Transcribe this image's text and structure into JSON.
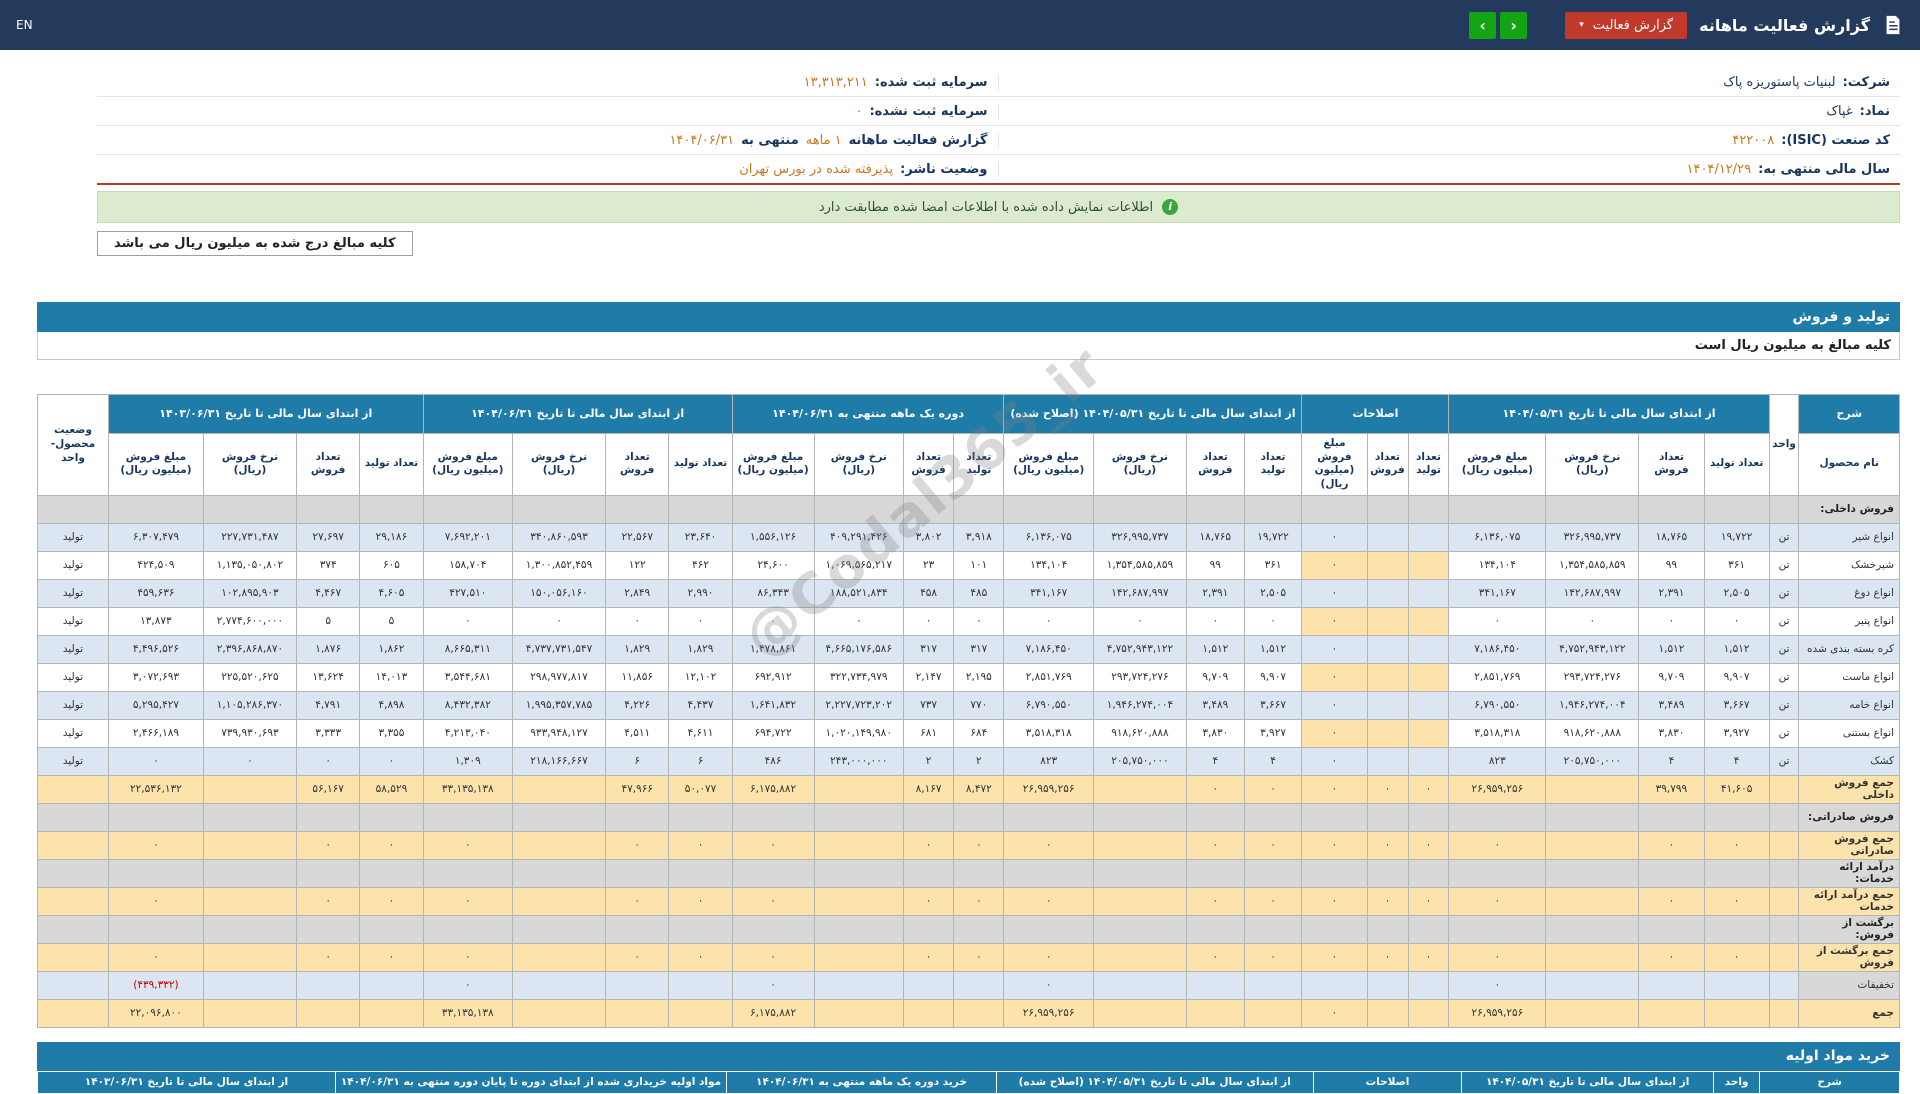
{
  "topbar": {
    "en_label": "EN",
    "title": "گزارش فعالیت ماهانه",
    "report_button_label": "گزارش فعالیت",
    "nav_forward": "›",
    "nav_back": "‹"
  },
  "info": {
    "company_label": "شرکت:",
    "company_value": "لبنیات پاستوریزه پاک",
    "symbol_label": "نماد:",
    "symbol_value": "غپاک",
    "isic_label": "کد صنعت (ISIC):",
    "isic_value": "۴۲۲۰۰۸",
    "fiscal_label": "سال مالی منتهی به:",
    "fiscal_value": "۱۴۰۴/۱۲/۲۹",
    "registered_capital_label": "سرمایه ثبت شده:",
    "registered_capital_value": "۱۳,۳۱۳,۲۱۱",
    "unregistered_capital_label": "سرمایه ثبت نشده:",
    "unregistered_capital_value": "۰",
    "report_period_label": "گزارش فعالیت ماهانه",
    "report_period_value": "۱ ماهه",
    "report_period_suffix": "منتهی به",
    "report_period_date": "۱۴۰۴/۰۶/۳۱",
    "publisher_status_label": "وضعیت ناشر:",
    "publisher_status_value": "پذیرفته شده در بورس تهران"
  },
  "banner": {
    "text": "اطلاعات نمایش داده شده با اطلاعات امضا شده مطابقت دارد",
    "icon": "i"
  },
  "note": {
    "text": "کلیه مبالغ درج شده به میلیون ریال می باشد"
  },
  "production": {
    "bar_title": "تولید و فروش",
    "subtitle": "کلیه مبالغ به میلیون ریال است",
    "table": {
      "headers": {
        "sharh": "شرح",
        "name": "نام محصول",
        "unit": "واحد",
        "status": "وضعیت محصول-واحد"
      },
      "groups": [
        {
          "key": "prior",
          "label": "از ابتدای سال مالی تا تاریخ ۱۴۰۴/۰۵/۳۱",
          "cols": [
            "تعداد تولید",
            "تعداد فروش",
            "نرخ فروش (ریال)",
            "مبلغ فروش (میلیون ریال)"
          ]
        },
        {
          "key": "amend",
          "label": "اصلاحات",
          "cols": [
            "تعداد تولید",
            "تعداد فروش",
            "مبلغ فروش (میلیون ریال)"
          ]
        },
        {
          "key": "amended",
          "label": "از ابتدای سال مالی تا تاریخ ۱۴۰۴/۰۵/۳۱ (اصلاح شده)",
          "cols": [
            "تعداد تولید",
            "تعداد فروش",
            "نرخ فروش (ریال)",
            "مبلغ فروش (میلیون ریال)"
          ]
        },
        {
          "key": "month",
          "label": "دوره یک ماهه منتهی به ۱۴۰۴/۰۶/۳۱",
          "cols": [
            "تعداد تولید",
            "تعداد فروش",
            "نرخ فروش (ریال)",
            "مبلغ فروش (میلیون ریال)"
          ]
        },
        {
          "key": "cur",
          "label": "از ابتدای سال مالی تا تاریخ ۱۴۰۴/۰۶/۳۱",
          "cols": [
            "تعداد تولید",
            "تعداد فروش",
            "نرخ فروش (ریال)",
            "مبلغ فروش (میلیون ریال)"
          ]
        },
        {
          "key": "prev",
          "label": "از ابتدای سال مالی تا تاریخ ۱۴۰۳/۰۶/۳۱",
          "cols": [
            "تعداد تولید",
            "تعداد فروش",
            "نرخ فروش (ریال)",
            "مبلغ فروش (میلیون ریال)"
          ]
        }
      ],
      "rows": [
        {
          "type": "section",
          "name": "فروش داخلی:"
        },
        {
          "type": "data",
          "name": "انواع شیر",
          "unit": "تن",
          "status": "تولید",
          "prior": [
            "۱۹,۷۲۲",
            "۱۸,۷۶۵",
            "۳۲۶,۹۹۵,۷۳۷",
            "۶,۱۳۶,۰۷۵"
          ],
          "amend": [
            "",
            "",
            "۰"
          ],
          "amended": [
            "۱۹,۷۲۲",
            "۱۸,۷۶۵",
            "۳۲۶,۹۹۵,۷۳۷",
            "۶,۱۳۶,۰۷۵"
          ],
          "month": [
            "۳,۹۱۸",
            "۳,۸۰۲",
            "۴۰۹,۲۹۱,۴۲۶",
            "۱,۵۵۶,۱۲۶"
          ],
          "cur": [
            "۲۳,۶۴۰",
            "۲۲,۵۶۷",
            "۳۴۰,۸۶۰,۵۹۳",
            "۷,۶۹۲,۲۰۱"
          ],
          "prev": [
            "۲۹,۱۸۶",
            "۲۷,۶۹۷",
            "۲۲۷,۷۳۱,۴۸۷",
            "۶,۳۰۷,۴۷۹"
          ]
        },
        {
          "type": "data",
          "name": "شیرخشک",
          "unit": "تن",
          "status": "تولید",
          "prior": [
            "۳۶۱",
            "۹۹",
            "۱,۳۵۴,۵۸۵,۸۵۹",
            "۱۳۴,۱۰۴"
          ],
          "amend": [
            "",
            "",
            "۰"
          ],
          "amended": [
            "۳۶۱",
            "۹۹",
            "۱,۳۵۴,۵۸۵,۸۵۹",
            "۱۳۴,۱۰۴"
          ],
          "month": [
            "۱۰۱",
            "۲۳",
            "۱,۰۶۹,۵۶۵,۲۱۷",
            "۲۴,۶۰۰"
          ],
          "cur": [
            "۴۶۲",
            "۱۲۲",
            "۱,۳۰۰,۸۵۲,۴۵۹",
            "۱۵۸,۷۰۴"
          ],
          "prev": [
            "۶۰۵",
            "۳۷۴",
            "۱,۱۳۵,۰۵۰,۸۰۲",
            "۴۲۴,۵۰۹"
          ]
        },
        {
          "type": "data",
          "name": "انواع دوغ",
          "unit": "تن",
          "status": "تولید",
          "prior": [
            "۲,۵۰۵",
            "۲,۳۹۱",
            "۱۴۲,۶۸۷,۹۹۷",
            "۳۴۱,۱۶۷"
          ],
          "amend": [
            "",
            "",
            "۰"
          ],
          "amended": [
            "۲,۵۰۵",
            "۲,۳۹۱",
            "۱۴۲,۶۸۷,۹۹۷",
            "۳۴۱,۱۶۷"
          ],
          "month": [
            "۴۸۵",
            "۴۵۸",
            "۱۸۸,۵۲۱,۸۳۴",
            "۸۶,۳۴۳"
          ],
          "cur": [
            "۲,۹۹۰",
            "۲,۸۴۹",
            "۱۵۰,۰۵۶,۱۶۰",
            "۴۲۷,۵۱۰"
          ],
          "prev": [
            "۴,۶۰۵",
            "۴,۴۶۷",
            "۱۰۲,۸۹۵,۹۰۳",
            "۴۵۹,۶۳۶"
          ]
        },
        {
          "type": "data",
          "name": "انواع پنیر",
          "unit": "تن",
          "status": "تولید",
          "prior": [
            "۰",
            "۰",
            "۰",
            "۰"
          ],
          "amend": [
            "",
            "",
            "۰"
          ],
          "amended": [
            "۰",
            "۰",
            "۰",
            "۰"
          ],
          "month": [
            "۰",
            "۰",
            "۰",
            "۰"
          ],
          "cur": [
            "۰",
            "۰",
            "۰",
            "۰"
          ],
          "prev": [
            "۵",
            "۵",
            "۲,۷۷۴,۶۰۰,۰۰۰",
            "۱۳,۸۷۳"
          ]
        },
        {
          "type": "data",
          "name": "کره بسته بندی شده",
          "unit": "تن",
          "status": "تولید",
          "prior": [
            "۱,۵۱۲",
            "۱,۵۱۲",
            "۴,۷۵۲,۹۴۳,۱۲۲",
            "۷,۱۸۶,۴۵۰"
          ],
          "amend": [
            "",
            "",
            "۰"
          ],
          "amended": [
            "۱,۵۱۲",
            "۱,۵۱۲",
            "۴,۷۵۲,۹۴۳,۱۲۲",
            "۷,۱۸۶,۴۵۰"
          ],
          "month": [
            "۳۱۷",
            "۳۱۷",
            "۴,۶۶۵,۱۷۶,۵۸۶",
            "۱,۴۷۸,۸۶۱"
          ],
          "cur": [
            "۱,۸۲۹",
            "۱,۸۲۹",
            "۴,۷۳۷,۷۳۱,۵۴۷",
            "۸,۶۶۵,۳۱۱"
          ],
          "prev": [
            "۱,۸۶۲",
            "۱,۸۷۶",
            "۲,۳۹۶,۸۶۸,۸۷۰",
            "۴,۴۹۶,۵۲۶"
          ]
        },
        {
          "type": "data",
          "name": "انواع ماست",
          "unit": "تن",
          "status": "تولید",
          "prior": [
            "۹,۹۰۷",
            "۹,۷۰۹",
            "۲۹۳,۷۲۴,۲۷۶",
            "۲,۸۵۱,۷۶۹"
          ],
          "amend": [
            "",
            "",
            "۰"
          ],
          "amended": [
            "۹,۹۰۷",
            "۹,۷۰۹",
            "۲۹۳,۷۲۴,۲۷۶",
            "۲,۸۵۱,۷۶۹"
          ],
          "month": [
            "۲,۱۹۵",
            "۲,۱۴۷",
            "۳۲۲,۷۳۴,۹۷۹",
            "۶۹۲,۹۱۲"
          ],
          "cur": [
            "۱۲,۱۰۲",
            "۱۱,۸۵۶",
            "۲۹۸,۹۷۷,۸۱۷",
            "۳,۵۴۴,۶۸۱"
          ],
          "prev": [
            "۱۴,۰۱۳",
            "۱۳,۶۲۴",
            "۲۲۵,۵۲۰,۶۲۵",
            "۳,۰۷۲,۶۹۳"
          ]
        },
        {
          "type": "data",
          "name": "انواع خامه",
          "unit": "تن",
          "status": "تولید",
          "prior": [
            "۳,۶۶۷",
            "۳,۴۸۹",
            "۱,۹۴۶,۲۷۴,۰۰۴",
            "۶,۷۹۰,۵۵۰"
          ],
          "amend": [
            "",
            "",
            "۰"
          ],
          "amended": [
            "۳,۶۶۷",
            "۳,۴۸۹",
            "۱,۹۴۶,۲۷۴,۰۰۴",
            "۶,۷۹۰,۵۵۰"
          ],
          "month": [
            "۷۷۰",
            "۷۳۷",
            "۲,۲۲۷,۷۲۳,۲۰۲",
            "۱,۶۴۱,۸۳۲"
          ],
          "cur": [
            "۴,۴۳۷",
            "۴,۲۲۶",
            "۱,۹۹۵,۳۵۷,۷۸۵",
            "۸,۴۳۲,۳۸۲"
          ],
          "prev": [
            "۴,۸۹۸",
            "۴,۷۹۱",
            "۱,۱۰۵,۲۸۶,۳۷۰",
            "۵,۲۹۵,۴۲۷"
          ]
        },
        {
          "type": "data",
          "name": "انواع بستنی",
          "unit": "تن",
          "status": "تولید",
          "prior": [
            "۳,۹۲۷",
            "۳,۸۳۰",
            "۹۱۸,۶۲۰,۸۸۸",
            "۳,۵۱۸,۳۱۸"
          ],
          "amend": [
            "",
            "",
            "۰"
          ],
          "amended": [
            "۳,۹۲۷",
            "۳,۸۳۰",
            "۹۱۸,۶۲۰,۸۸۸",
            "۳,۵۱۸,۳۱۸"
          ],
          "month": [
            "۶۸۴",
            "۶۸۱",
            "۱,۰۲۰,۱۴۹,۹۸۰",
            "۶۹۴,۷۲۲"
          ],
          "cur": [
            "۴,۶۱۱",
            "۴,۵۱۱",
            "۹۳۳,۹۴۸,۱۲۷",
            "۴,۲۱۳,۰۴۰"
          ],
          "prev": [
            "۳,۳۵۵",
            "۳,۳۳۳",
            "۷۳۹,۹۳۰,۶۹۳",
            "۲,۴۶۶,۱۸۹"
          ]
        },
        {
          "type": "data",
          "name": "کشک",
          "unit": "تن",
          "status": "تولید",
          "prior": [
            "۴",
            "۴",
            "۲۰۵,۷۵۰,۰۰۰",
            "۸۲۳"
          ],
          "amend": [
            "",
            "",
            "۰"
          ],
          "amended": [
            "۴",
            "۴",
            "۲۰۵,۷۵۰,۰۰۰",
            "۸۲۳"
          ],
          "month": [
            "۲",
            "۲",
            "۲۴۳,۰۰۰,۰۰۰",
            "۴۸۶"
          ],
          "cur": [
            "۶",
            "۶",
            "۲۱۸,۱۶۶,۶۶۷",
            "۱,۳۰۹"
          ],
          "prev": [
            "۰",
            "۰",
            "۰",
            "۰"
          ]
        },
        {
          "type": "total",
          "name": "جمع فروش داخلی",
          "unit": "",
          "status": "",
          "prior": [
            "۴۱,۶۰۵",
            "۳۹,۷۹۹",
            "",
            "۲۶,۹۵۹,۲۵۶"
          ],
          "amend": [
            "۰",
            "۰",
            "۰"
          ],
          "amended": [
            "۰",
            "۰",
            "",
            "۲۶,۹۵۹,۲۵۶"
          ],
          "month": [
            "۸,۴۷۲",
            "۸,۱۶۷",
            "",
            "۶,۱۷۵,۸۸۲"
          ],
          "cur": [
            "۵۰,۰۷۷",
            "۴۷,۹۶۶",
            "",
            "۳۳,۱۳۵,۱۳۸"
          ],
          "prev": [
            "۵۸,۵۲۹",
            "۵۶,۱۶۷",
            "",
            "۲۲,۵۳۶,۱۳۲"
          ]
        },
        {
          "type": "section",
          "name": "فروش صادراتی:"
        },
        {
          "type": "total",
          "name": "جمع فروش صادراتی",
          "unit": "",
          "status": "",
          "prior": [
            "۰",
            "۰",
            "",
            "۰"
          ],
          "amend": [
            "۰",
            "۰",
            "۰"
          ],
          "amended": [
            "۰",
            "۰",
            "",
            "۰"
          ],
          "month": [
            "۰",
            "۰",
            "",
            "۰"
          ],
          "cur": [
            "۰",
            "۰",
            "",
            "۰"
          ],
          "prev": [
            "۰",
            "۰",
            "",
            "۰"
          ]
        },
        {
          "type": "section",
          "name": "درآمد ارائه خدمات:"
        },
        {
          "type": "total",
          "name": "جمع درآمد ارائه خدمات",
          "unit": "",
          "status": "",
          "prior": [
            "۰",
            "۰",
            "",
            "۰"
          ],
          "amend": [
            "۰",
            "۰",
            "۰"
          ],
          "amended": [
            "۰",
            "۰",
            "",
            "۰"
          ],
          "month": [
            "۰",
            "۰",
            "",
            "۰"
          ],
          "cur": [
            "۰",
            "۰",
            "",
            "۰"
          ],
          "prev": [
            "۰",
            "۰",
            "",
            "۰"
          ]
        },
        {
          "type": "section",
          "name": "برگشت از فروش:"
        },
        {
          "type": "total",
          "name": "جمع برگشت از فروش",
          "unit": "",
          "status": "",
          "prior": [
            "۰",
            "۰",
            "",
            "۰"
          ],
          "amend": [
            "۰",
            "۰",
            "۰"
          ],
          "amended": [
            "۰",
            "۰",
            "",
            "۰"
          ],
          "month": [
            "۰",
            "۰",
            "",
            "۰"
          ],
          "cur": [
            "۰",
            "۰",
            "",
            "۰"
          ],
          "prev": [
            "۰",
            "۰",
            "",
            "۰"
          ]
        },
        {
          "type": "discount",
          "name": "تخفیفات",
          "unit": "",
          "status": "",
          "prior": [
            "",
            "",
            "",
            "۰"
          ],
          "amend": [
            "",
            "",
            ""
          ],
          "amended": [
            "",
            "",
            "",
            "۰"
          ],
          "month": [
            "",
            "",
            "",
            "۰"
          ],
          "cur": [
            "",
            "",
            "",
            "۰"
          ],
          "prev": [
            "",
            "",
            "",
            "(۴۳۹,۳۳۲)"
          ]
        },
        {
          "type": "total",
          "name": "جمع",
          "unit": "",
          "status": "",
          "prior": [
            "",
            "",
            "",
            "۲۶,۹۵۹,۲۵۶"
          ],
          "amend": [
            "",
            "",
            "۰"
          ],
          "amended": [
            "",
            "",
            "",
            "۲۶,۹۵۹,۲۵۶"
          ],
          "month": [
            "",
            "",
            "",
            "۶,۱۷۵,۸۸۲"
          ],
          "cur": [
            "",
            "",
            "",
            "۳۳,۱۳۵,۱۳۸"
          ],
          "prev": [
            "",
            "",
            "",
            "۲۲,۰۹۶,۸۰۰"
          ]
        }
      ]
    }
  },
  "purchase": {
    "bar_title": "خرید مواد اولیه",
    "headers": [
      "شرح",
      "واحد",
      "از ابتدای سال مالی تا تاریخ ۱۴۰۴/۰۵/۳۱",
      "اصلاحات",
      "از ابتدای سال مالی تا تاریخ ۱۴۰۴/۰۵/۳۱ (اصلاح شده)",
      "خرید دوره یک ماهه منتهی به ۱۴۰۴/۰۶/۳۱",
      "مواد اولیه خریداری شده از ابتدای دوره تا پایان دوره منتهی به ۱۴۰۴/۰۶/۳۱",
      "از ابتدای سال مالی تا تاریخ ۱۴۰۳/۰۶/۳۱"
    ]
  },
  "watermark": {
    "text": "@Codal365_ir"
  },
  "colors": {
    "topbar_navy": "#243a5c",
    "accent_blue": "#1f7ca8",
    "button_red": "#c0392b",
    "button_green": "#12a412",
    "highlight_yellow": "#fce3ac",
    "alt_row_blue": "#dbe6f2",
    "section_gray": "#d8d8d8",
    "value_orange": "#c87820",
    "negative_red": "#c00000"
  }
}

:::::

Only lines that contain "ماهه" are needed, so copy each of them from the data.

__Task response__.
    "report_period_value": "۱ ماهه",
          "label": "دوره یک ماهه منتهی به ۱۴۰۴/۰۶/۳۱",
      "خرید دوره یک ماهه منتهی به ۱۴۰۴/۰۶/۳۱",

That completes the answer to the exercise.